§ AIM OF THE EXERCISE
In the records below, find the lines that include "JSON" and copy each.
-- DATASET follows --
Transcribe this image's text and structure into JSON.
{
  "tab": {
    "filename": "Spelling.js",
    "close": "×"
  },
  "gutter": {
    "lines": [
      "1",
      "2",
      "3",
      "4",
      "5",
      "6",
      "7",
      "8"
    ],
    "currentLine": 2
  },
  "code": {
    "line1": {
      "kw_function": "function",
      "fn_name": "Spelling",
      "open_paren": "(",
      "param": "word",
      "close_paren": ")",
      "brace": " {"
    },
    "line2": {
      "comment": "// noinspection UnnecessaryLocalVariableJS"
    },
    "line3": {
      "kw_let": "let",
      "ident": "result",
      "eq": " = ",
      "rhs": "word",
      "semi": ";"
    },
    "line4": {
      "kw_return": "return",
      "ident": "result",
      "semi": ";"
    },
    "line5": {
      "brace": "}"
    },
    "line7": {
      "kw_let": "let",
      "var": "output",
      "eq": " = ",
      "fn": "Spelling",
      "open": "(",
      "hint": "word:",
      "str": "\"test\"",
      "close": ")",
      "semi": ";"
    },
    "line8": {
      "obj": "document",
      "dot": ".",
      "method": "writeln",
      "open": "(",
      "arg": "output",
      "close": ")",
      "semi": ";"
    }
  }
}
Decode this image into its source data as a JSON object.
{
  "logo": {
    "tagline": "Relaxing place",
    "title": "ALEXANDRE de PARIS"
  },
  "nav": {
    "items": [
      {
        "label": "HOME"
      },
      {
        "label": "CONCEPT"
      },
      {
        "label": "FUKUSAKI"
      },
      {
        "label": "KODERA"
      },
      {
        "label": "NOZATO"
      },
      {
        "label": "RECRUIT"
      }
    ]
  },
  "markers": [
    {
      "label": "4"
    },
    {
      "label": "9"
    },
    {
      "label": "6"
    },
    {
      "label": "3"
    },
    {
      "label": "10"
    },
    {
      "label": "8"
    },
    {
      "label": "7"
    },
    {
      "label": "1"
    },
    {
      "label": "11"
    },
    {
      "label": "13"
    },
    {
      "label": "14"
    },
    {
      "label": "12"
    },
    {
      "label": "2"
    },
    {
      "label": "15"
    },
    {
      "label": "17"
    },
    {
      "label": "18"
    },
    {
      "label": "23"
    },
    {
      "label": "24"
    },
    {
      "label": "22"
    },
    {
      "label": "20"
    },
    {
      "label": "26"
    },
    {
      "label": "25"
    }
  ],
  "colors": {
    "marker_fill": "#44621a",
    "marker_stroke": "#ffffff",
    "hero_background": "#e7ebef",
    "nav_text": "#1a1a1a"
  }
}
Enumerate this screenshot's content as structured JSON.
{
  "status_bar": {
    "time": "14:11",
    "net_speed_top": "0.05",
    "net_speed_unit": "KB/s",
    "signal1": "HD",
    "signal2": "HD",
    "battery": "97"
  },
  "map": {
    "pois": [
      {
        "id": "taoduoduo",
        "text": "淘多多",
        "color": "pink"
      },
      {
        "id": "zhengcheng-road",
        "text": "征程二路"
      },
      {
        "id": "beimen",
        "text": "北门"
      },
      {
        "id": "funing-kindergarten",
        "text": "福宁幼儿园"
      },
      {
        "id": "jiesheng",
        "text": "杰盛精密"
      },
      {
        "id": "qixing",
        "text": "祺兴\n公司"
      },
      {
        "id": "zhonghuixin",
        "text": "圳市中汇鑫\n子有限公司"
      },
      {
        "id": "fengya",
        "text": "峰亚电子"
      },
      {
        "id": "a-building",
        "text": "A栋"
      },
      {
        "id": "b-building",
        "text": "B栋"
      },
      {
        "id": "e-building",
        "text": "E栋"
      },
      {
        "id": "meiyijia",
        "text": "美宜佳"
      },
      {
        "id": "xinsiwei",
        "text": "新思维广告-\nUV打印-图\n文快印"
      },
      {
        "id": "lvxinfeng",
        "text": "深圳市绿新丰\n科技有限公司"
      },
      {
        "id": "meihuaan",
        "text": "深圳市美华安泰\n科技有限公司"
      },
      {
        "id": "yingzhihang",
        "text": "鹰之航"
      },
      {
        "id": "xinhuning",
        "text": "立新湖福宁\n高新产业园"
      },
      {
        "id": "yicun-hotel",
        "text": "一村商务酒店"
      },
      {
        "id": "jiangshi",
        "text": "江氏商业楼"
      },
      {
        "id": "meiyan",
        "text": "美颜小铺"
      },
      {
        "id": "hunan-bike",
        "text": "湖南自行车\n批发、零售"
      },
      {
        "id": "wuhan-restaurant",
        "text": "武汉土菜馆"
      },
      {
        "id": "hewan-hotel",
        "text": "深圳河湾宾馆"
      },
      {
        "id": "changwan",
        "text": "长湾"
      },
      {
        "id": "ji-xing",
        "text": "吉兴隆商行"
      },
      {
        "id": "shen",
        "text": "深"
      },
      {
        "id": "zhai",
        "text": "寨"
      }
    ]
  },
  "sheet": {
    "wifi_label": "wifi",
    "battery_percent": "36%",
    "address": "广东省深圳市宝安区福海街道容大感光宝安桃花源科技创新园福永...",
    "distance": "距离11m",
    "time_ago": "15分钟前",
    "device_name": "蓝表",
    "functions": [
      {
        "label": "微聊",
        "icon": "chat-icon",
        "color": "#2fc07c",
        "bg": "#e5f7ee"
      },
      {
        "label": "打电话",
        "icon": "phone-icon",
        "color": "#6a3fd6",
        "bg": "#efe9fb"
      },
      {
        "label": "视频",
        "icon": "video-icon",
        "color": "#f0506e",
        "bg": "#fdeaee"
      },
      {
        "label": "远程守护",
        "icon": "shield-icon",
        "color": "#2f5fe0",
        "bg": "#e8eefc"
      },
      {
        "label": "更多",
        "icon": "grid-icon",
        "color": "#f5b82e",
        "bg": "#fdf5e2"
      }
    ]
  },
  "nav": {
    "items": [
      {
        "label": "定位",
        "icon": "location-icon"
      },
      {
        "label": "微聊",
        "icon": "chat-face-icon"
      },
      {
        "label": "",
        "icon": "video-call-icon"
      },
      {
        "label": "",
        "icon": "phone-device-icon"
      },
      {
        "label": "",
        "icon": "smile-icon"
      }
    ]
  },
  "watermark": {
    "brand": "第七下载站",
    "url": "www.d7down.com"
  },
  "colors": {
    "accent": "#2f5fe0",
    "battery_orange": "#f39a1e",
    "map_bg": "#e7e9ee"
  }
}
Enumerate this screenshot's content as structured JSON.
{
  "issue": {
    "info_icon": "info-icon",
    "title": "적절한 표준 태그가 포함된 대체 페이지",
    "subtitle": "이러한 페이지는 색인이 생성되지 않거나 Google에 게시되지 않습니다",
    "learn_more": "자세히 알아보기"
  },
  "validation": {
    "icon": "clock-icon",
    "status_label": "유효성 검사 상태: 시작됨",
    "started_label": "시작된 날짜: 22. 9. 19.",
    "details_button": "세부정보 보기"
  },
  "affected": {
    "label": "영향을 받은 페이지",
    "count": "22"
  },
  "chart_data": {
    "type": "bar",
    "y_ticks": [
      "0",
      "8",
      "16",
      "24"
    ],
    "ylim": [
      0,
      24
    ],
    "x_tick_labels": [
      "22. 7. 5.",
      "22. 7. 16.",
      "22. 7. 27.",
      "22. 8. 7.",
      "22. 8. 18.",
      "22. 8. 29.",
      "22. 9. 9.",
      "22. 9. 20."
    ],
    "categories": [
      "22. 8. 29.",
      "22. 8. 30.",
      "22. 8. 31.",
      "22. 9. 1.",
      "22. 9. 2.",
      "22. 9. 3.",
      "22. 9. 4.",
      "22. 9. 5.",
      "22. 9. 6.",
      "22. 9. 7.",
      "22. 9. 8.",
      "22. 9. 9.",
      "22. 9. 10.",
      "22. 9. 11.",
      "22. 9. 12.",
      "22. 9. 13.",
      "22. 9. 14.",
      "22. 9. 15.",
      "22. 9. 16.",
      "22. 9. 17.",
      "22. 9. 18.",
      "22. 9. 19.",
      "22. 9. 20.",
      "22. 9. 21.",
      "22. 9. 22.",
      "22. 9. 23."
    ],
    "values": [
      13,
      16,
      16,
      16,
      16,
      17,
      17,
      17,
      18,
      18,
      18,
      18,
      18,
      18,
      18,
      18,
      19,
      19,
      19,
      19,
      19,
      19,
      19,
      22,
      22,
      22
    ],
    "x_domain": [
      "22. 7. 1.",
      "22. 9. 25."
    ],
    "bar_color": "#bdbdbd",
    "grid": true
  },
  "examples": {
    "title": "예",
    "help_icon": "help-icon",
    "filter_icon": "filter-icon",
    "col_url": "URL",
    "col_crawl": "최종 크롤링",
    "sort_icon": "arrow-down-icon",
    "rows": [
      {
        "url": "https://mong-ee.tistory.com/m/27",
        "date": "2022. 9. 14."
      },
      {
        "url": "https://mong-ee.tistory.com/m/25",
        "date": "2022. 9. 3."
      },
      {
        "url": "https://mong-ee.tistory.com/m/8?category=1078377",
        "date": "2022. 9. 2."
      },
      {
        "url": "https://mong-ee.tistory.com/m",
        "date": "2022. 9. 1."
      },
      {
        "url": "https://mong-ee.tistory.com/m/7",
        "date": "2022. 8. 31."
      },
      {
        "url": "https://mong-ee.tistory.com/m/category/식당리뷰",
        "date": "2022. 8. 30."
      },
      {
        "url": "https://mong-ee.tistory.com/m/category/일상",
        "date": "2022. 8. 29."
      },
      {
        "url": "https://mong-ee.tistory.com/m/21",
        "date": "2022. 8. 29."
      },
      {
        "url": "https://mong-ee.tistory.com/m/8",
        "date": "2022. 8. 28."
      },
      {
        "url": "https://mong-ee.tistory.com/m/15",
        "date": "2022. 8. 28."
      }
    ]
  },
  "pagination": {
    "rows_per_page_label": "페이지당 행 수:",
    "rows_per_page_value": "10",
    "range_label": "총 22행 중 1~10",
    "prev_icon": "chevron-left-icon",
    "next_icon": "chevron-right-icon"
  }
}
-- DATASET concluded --
§ EXERCISE OUTPUT
Transcribe this image's text and structure into JSON.
Decode this image into its source data as a JSON object.
Enumerate this screenshot's content as structured JSON.
Enumerate this screenshot's content as structured JSON.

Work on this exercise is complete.